>Well... to make an already long story shorter, my wallet is now $798
>lighter, my cat still is urinating everywhere, only now recovering
>from major surgery. And I don't know anything new except he has a
>"mass" in his bladder.
>
>I don't know what to do. I would appreciate any advice from other cat
>owners who may have had a similar experience.
>
>By the way, Pop came into my life less than a year ago, but we have
>bonded completely. I just want him to be healthy and happy.

Purrs for Pop. Whatever it is, we don't want him to suffer pain. It
sounds like your Vet bit off more than he could handle. Besy wishes.

kaeli
March 26th 04, 11:37 PM
In article >,
enlightened us with...
>
> Today the vet called and told me the results of the biopsy were
> "inconclusive" and that if I wanted to take him to a SURGEON maybe
> they could remove the mass. This seems crazy to me that the original
> vet couldn't remove it but they are suggesting another surgery.
>
> Well... to make an already long story shorter, my wallet is now $798
> lighter, my cat still is urinating everywhere, only now recovering
> from major surgery. And I don't know anything new except he has a
> "mass" in his bladder.
>

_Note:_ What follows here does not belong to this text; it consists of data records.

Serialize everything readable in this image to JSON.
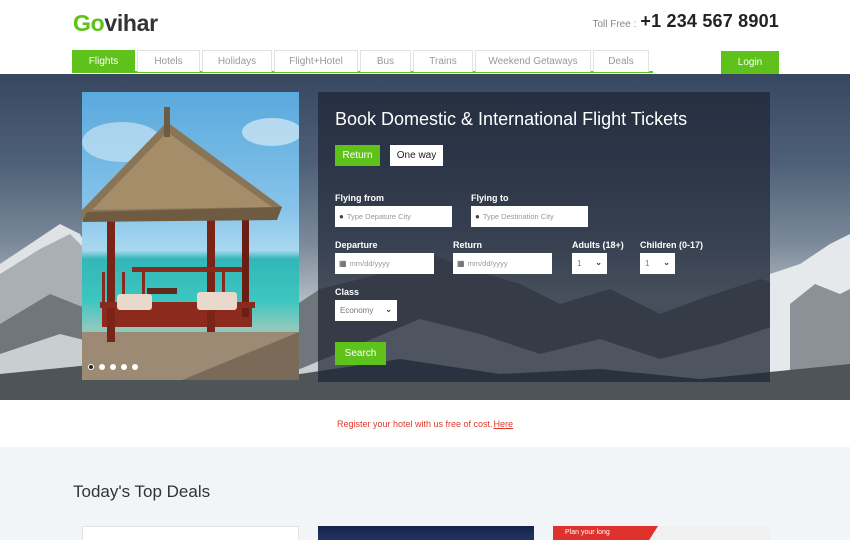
{
  "brand": {
    "logo_go": "Go",
    "logo_rest": "vihar"
  },
  "contact": {
    "label": "Toll Free :",
    "number": "+1 234 567 8901"
  },
  "nav": {
    "items": [
      {
        "label": "Flights",
        "active": true
      },
      {
        "label": "Hotels",
        "active": false
      },
      {
        "label": "Holidays",
        "active": false
      },
      {
        "label": "Flight+Hotel",
        "active": false
      },
      {
        "label": "Bus",
        "active": false
      },
      {
        "label": "Trains",
        "active": false
      },
      {
        "label": "Weekend Getaways",
        "active": false
      },
      {
        "label": "Deals",
        "active": false
      }
    ],
    "login_label": "Login"
  },
  "carousel": {
    "slides": 5,
    "active_index": 0
  },
  "booking": {
    "title": "Book Domestic & International Flight Tickets",
    "trip_return": "Return",
    "trip_oneway": "One way",
    "from_label": "Flying from",
    "from_placeholder": "Type Depature City",
    "to_label": "Flying to",
    "to_placeholder": "Type Destination City",
    "departure_label": "Departure",
    "departure_placeholder": "mm/dd/yyyy",
    "return_label": "Return",
    "return_placeholder": "mm/dd/yyyy",
    "adults_label": "Adults (18+)",
    "adults_value": "1",
    "children_label": "Children (0-17)",
    "children_value": "1",
    "class_label": "Class",
    "class_value": "Economy",
    "search_label": "Search"
  },
  "register": {
    "text": "Register your hotel with us free of cost.",
    "link": "Here"
  },
  "deals": {
    "title": "Today's Top Deals",
    "promo_text": "Plan your long"
  },
  "colors": {
    "accent": "#5fc21a",
    "link_red": "#e0382d",
    "panel": "rgba(30,37,52,0.72)"
  }
}
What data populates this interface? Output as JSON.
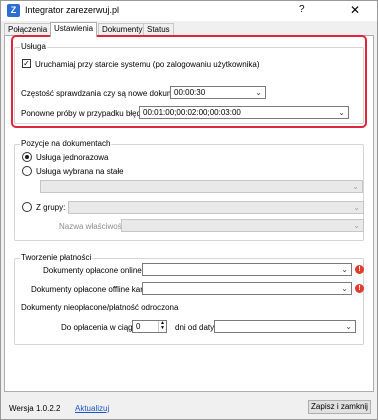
{
  "window": {
    "title": "Integrator zarezerwuj.pl",
    "help_glyph": "?",
    "close_glyph": "✕",
    "app_icon_letter": "Z"
  },
  "tabs": [
    {
      "label": "Połączenia"
    },
    {
      "label": "Ustawienia"
    },
    {
      "label": "Dokumenty"
    },
    {
      "label": "Status"
    }
  ],
  "active_tab": "Ustawienia",
  "usluga": {
    "title": "Usługa",
    "autostart_label": "Uruchamiaj przy starcie systemu (po zalogowaniu użytkownika)",
    "autostart_checked": true,
    "frequency_label": "Częstość sprawdzania czy są nowe dokumenty",
    "frequency_value": "00:00:30",
    "retry_label": "Ponowne próby w przypadku błędu:",
    "retry_value": "00:01:00;00:02:00;00:03:00"
  },
  "pozycje": {
    "title": "Pozycje na dokumentach",
    "option_single": "Usługa jednorazowa",
    "option_fixed": "Usługa wybrana na stałe",
    "option_group": "Z grupy:",
    "property_label": "Nazwa właściwości:",
    "selected": "single"
  },
  "platnosci": {
    "title": "Tworzenie płatności",
    "paid_online_label": "Dokumenty opłacone online:",
    "paid_offline_label": "Dokumenty opłacone offline kartą:",
    "unpaid_label": "Dokumenty nieopłacone/płatność odroczona",
    "pay_within_label": "Do opłacenia w ciągu",
    "pay_within_value": "0",
    "days_label": "dni od daty"
  },
  "footer": {
    "version": "Wersja 1.0.2.2",
    "update_link": "Aktualizuj",
    "save_close": "Zapisz i zamknij"
  },
  "colors": {
    "highlight": "#e0263a",
    "link": "#1a55c8",
    "warning": "#e23c2c"
  }
}
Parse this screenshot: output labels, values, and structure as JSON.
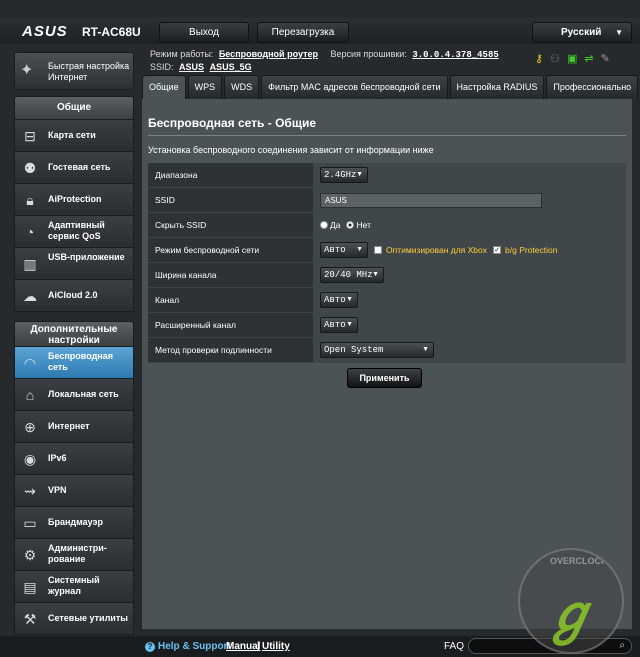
{
  "header": {
    "logo": "ASUS",
    "model": "RT-AC68U",
    "logout_label": "Выход",
    "reboot_label": "Перезагрузка",
    "language": "Русский"
  },
  "status": {
    "mode_label": "Режим работы:",
    "mode_value": "Беспроводной роутер",
    "fw_label": "Версия прошивки:",
    "fw_value": "3.0.0.4.378_4585",
    "ssid_label": "SSID:",
    "ssid_1": "ASUS",
    "ssid_2": "ASUS_5G"
  },
  "quick_setup": "Быстрая настройка Интернет",
  "sidebar": {
    "general_title": "Общие",
    "general_items": [
      {
        "label": "Карта сети",
        "icon": "network-map-icon"
      },
      {
        "label": "Гостевая сеть",
        "icon": "guest-network-icon"
      },
      {
        "label": "AiProtection",
        "icon": "lock-icon"
      },
      {
        "label": "Адаптивный сервис QoS",
        "icon": "qos-gauge-icon"
      },
      {
        "label": "USB-приложение",
        "icon": "usb-icon"
      },
      {
        "label": "AiCloud 2.0",
        "icon": "cloud-icon"
      }
    ],
    "advanced_title": "Дополнительные настройки",
    "advanced_items": [
      {
        "label": "Беспроводная сеть",
        "icon": "wifi-icon"
      },
      {
        "label": "Локальная сеть",
        "icon": "home-icon"
      },
      {
        "label": "Интернет",
        "icon": "globe-icon"
      },
      {
        "label": "IPv6",
        "icon": "ipv6-icon"
      },
      {
        "label": "VPN",
        "icon": "vpn-icon"
      },
      {
        "label": "Брандмауэр",
        "icon": "firewall-icon"
      },
      {
        "label": "Администри-рование",
        "icon": "admin-icon"
      },
      {
        "label": "Системный журнал",
        "icon": "log-icon"
      },
      {
        "label": "Сетевые утилиты",
        "icon": "tools-icon"
      }
    ]
  },
  "tabs": [
    "Общие",
    "WPS",
    "WDS",
    "Фильтр MAC адресов беспроводной сети",
    "Настройка RADIUS",
    "Профессионально"
  ],
  "page": {
    "title": "Беспроводная сеть - Общие",
    "description": "Установка беспроводного соединения зависит от информации ниже"
  },
  "form": {
    "band_label": "Диапазона",
    "band_value": "2.4GHz",
    "ssid_label": "SSID",
    "ssid_value": "ASUS",
    "hide_ssid_label": "Скрыть SSID",
    "hide_yes": "Да",
    "hide_no": "Нет",
    "mode_label": "Режим беспроводной сети",
    "mode_value": "Авто",
    "xbox_label": "Оптимизирован для Xbox",
    "bg_label": "b/g Protection",
    "width_label": "Ширина канала",
    "width_value": "20/40 MHz",
    "channel_label": "Канал",
    "channel_value": "Авто",
    "ext_channel_label": "Расширенный канал",
    "ext_channel_value": "Авто",
    "auth_label": "Метод проверки подлинности",
    "auth_value": "Open System"
  },
  "apply_label": "Применить",
  "footer": {
    "help": "Help & Support",
    "manual": "Manual",
    "utility": "Utility",
    "sep": "|",
    "faq": "FAQ"
  }
}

If you can afford it, I'd certainly take him to a veterinary surgeon to
have the mass removed. Just like doctors, vets also have their
specialties. Your vet is most likely the equivalent to a human GP
(general practitioner). He knows his stuff, but doesn't specialize in
delicate surgery. If a human needed a similar surgery, they'd have to
consult a specialist, too. Their GP couldn't do it. Veterinary medicine
is getting as complicated as human medicine. There are specialists now,
as advances in the field allow for delicate procedures that just weren't
done 20 years ago.

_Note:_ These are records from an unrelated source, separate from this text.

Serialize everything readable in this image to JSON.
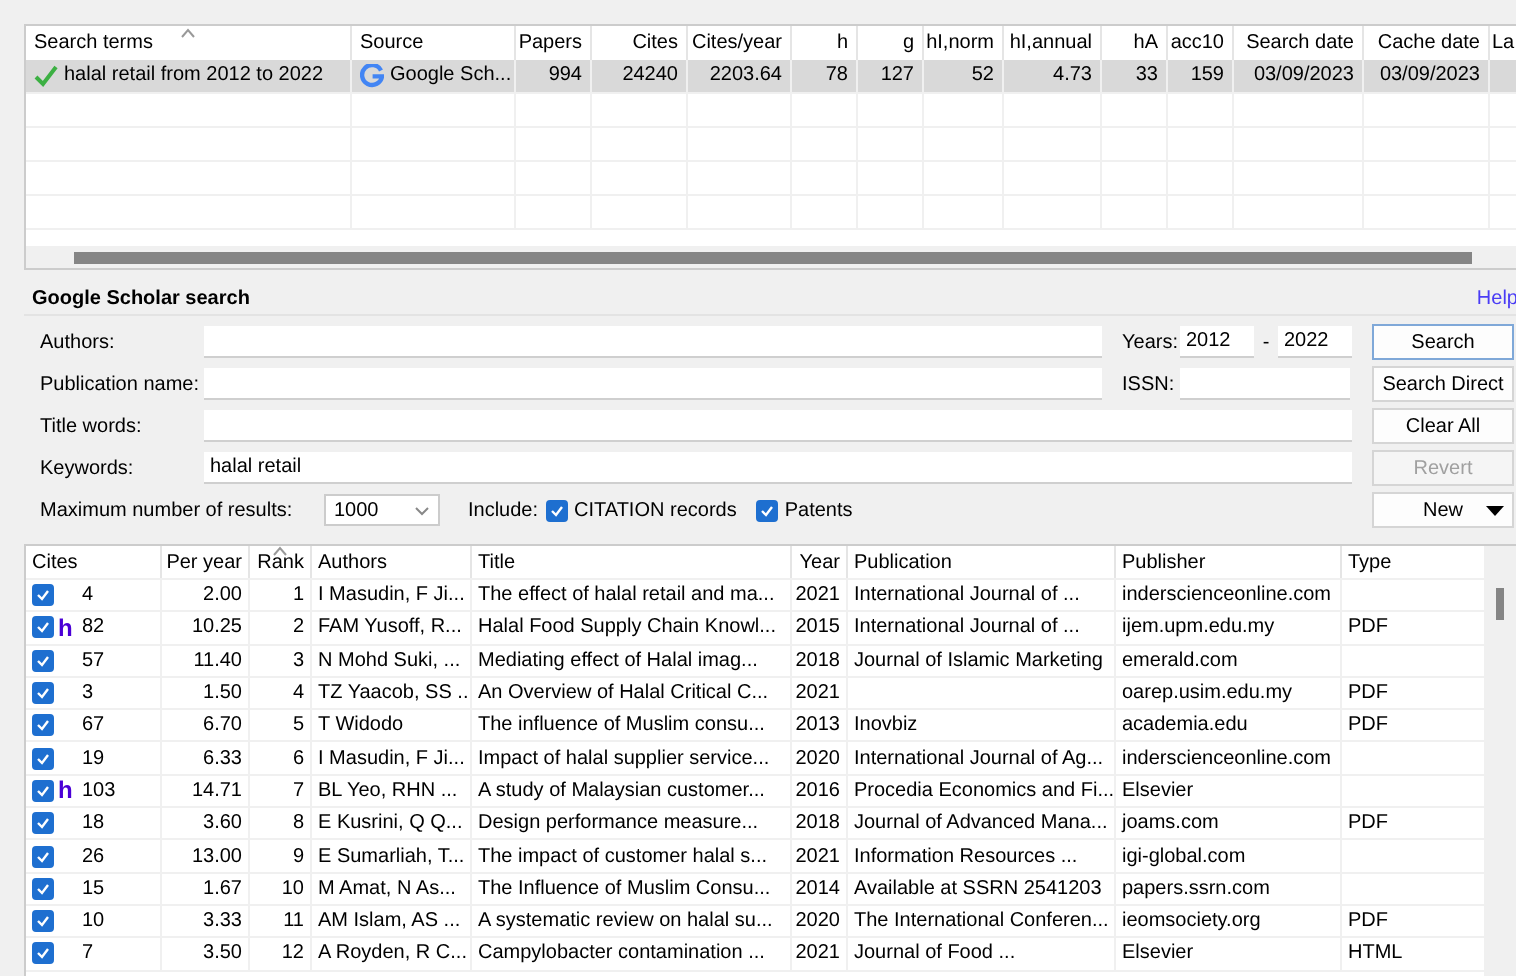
{
  "results_table": {
    "columns": [
      {
        "label": "Search terms",
        "sorted": true
      },
      {
        "label": "Source",
        "sorted": false
      },
      {
        "label": "Papers",
        "sorted": false
      },
      {
        "label": "Cites",
        "sorted": false
      },
      {
        "label": "Cites/year",
        "sorted": false
      },
      {
        "label": "h",
        "sorted": false
      },
      {
        "label": "g",
        "sorted": false
      },
      {
        "label": "hI,norm",
        "sorted": false
      },
      {
        "label": "hI,annual",
        "sorted": false
      },
      {
        "label": "hA",
        "sorted": false
      },
      {
        "label": "acc10",
        "sorted": false
      },
      {
        "label": "Search date",
        "sorted": false
      },
      {
        "label": "Cache date",
        "sorted": false
      },
      {
        "label": "La",
        "sorted": false
      }
    ],
    "rows": [
      {
        "selected": true,
        "cells": [
          "halal retail from 2012 to 2022",
          "Google Sch...",
          "994",
          "24240",
          "2203.64",
          "78",
          "127",
          "52",
          "4.73",
          "33",
          "159",
          "03/09/2023",
          "03/09/2023"
        ]
      }
    ]
  },
  "search_panel": {
    "title": "Google Scholar search",
    "help_link": "Help",
    "authors": {
      "label": "Authors:"
    },
    "publication_name": {
      "label": "Publication name:"
    },
    "title_words": {
      "label": "Title words:"
    },
    "keywords": {
      "label": "Keywords:",
      "value": "halal retail"
    },
    "years": {
      "label": "Years:",
      "from": "2012",
      "separator": "-",
      "to": "2022"
    },
    "issn": {
      "label": "ISSN:"
    },
    "max_results": {
      "label": "Maximum number of results:",
      "value": "1000"
    },
    "include": {
      "label": "Include:",
      "options": [
        {
          "label": "CITATION records",
          "checked": true
        },
        {
          "label": "Patents",
          "checked": true
        }
      ]
    },
    "buttons": [
      {
        "label": "Search",
        "kind": "plain",
        "disabled": false,
        "default": true
      },
      {
        "label": "Search Direct",
        "kind": "plain",
        "disabled": false,
        "default": false
      },
      {
        "label": "Clear All",
        "kind": "plain",
        "disabled": false,
        "default": false
      },
      {
        "label": "Revert",
        "kind": "plain",
        "disabled": true,
        "default": false
      },
      {
        "label": "New",
        "kind": "dropdown",
        "disabled": false,
        "default": false
      }
    ]
  },
  "papers_table": {
    "columns": [
      {
        "label": "Cites",
        "sorted": false
      },
      {
        "label": "Per year",
        "sorted": false
      },
      {
        "label": "Rank",
        "sorted": true
      },
      {
        "label": "Authors",
        "sorted": false
      },
      {
        "label": "Title",
        "sorted": false
      },
      {
        "label": "Year",
        "sorted": false
      },
      {
        "label": "Publication",
        "sorted": false
      },
      {
        "label": "Publisher",
        "sorted": false
      },
      {
        "label": "Type",
        "sorted": false
      }
    ],
    "rows": [
      {
        "checked": true,
        "cites": "4",
        "per_year": "2.00",
        "rank": "1",
        "authors": "I Masudin, F Ji...",
        "title": "The effect of halal retail and ma...",
        "year": "2021",
        "publication": "International Journal of ...",
        "publisher": "inderscienceonline.com"
      },
      {
        "checked": true,
        "marker": "h",
        "cites": "82",
        "per_year": "10.25",
        "rank": "2",
        "authors": "FAM Yusoff, R...",
        "title": "Halal Food Supply Chain Knowl...",
        "year": "2015",
        "publication": "International Journal of ...",
        "publisher": "ijem.upm.edu.my",
        "type": "PDF"
      },
      {
        "checked": true,
        "cites": "57",
        "per_year": "11.40",
        "rank": "3",
        "authors": "N Mohd Suki, ...",
        "title": "Mediating effect of Halal imag...",
        "year": "2018",
        "publication": "Journal of Islamic Marketing",
        "publisher": "emerald.com"
      },
      {
        "checked": true,
        "cites": "3",
        "per_year": "1.50",
        "rank": "4",
        "authors": "TZ Yaacob, SS ...",
        "title": "An Overview of Halal Critical C...",
        "year": "2021",
        "publisher": "oarep.usim.edu.my",
        "type": "PDF"
      },
      {
        "checked": true,
        "cites": "67",
        "per_year": "6.70",
        "rank": "5",
        "authors": "T Widodo",
        "title": "The influence of Muslim consu...",
        "year": "2013",
        "publication": "Inovbiz",
        "publisher": "academia.edu",
        "type": "PDF"
      },
      {
        "checked": true,
        "cites": "19",
        "per_year": "6.33",
        "rank": "6",
        "authors": "I Masudin, F Ji...",
        "title": "Impact of halal supplier service...",
        "year": "2020",
        "publication": "International Journal of Ag...",
        "publisher": "inderscienceonline.com"
      },
      {
        "checked": true,
        "marker": "h",
        "cites": "103",
        "per_year": "14.71",
        "rank": "7",
        "authors": "BL Yeo, RHN ...",
        "title": "A study of Malaysian customer...",
        "year": "2016",
        "publication": "Procedia Economics and Fi...",
        "publisher": "Elsevier"
      },
      {
        "checked": true,
        "cites": "18",
        "per_year": "3.60",
        "rank": "8",
        "authors": "E Kusrini, Q Q...",
        "title": "Design performance measure...",
        "year": "2018",
        "publication": "Journal of Advanced Mana...",
        "publisher": "joams.com",
        "type": "PDF"
      },
      {
        "checked": true,
        "cites": "26",
        "per_year": "13.00",
        "rank": "9",
        "authors": "E Sumarliah, T...",
        "title": "The impact of customer halal s...",
        "year": "2021",
        "publication": "Information Resources ...",
        "publisher": "igi-global.com"
      },
      {
        "checked": true,
        "cites": "15",
        "per_year": "1.67",
        "rank": "10",
        "authors": "M Amat, N As...",
        "title": "The Influence of Muslim Consu...",
        "year": "2014",
        "publication": "Available at SSRN 2541203",
        "publisher": "papers.ssrn.com"
      },
      {
        "checked": true,
        "cites": "10",
        "per_year": "3.33",
        "rank": "11",
        "authors": "AM Islam, AS ...",
        "title": "A systematic review on halal su...",
        "year": "2020",
        "publication": "The International Conferen...",
        "publisher": "ieomsociety.org",
        "type": "PDF"
      },
      {
        "checked": true,
        "cites": "7",
        "per_year": "3.50",
        "rank": "12",
        "authors": "A Royden, R C...",
        "title": "Campylobacter contamination ...",
        "year": "2021",
        "publication": "Journal of Food ...",
        "publisher": "Elsevier",
        "type": "HTML"
      }
    ]
  }
}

The surgery is going to be very costly, but if you have pet insurance,
it may be covered. Some vets have payment programs as well.

Disclaimer: IANAV. This is just my opinion.

Hope your kitty gets better. Let us know how it goes.

--
--
~kaeli~
A man needs a mistress... just to break the monogamy.
http://www.ipwebdesign.net/wildAtHeart
http://www.ipwebdesign.net/kaelisSpace

kaeli
March 26th 04, 11:37 PM
In article >,
enlightened us with...
>
> Today the vet called and told me the results of the biopsy were
> "inconclusive" and that if I wanted to take him to a SURGEON maybe
> they could remove the mass. This seems crazy to me that the original
> vet couldn't remove it but they are suggesting another surgery.
>
> Well... to make an already long story shorter, my wallet is now $798
> lighter, my cat still is urinating everywhere, only now recovering
> from major surgery. And I don't know anything new except he has a
> "mass" in his bladder.
>

If you can afford it, I'd certainly take him to a veterinary surgeon to
have the mass removed. Just like doctors, vets also have their
specialties. Your vet is most likely the equivalent to a human GP
(general practitioner). He knows his stuff, but doesn't specialize in
delicate surgery. If a human needed a similar surgery, they'd have to
consult a specialist, too. Their GP couldn't do it. Veterinary medicine
is getting as complicated as human medicine. There are specialists now,
as advances in the field allow for delicate procedures that just weren't
done 20 years ago.

The surgery is going to be very costly, but if you have pet insurance,
it may be covered. Some vets have payment programs as well.

Disclaimer: IANAV. This is just my opinion.

Hope your kitty gets better. Let us know how it goes.

--
--
~kaeli~
A man needs a mistress... just to break the monogamy.
http://www.ipwebdesign.net/wildAtHeart
http://www.ipwebdesign.net/kaelisSpace